Each entry needs to be reproduced exactly, with none left out.

[Entries from a dataset of interfaces]
[Start of section]
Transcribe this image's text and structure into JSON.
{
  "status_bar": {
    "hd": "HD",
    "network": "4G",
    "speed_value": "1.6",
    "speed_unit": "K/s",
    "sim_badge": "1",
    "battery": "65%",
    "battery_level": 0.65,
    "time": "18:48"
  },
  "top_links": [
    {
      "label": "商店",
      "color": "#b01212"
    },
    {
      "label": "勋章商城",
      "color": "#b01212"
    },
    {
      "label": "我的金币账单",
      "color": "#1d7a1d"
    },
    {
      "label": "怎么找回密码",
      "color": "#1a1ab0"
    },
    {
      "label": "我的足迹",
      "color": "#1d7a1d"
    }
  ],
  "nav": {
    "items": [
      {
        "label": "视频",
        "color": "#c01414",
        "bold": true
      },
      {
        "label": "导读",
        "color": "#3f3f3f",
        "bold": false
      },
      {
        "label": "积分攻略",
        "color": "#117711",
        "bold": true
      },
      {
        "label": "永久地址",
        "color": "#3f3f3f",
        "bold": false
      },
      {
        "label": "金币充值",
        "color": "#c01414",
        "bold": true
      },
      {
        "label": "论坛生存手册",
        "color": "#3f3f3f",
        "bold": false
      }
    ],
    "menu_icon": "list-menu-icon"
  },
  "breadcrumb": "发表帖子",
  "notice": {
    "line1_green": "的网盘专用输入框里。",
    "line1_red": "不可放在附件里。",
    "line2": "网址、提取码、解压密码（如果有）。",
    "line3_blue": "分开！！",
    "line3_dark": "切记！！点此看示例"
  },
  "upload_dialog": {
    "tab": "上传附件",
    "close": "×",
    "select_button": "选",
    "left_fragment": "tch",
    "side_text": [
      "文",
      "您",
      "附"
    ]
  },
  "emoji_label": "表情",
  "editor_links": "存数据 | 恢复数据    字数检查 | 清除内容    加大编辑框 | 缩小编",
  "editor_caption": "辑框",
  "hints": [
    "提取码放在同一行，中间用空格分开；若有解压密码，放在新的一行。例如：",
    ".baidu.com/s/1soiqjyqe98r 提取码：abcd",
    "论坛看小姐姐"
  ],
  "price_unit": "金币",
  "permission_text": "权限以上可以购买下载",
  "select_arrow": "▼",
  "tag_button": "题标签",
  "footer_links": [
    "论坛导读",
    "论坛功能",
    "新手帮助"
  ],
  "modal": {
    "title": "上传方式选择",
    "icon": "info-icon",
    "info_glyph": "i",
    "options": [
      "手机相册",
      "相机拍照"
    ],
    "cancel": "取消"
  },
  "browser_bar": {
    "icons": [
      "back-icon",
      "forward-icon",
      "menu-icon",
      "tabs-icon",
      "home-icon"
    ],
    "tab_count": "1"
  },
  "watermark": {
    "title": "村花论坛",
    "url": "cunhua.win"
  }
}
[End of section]
### Result of the exercise
Transcribe this image's text and structure into JSON.
{
  "status_bar": {
    "hd": "HD",
    "network": "4G",
    "speed_value": "1.6",
    "speed_unit": "K/s",
    "sim_badge": "1",
    "battery": "65%",
    "battery_level": 0.65,
    "time": "18:48"
  },
  "top_links": [
    {
      "label": "商店",
      "color": "#b01212"
    },
    {
      "label": "勋章商城",
      "color": "#b01212"
    },
    {
      "label": "我的金币账单",
      "color": "#1d7a1d"
    },
    {
      "label": "怎么找回密码",
      "color": "#1a1ab0"
    },
    {
      "label": "我的足迹",
      "color": "#1d7a1d"
    }
  ],
  "nav": {
    "items": [
      {
        "label": "视频",
        "color": "#c01414",
        "bold": true
      },
      {
        "label": "导读",
        "color": "#3f3f3f",
        "bold": false
      },
      {
        "label": "积分攻略",
        "color": "#117711",
        "bold": true
      },
      {
        "label": "永久地址",
        "color": "#3f3f3f",
        "bold": false
      },
      {
        "label": "金币充值",
        "color": "#c01414",
        "bold": true
      },
      {
        "label": "论坛生存手册",
        "color": "#3f3f3f",
        "bold": false
      }
    ],
    "menu_icon": "list-menu-icon"
  },
  "breadcrumb": "发表帖子",
  "notice": {
    "line1_green": "的网盘专用输入框里。",
    "line1_red": "不可放在附件里。",
    "line2": "网址、提取码、解压密码（如果有）。",
    "line3_blue": "分开！！",
    "line3_dark": "切记！！点此看示例"
  },
  "upload_dialog": {
    "tab": "上传附件",
    "close": "×",
    "select_button": "选",
    "left_fragment": "tch",
    "side_text": [
      "文",
      "您",
      "附"
    ]
  },
  "emoji_label": "表情",
  "editor_links": "存数据 | 恢复数据    字数检查 | 清除内容    加大编辑框 | 缩小编",
  "editor_caption": "辑框",
  "hints": [
    "提取码放在同一行，中间用空格分开；若有解压密码，放在新的一行。例如：",
    ".baidu.com/s/1soiqjyqe98r 提取码：abcd",
    "论坛看小姐姐"
  ],
  "price_unit": "金币",
  "permission_text": "权限以上可以购买下载",
  "select_arrow": "▼",
  "tag_button": "题标签",
  "footer_links": [
    "论坛导读",
    "论坛功能",
    "新手帮助"
  ],
  "modal": {
    "title": "上传方式选择",
    "icon": "info-icon",
    "info_glyph": "i",
    "options": [
      "手机相册",
      "相机拍照"
    ],
    "cancel": "取消"
  },
  "browser_bar": {
    "icons": [
      "back-icon",
      "forward-icon",
      "menu-icon",
      "tabs-icon",
      "home-icon"
    ],
    "tab_count": "1"
  },
  "watermark": {
    "title": "村花论坛",
    "url": "cunhua.win"
  }
}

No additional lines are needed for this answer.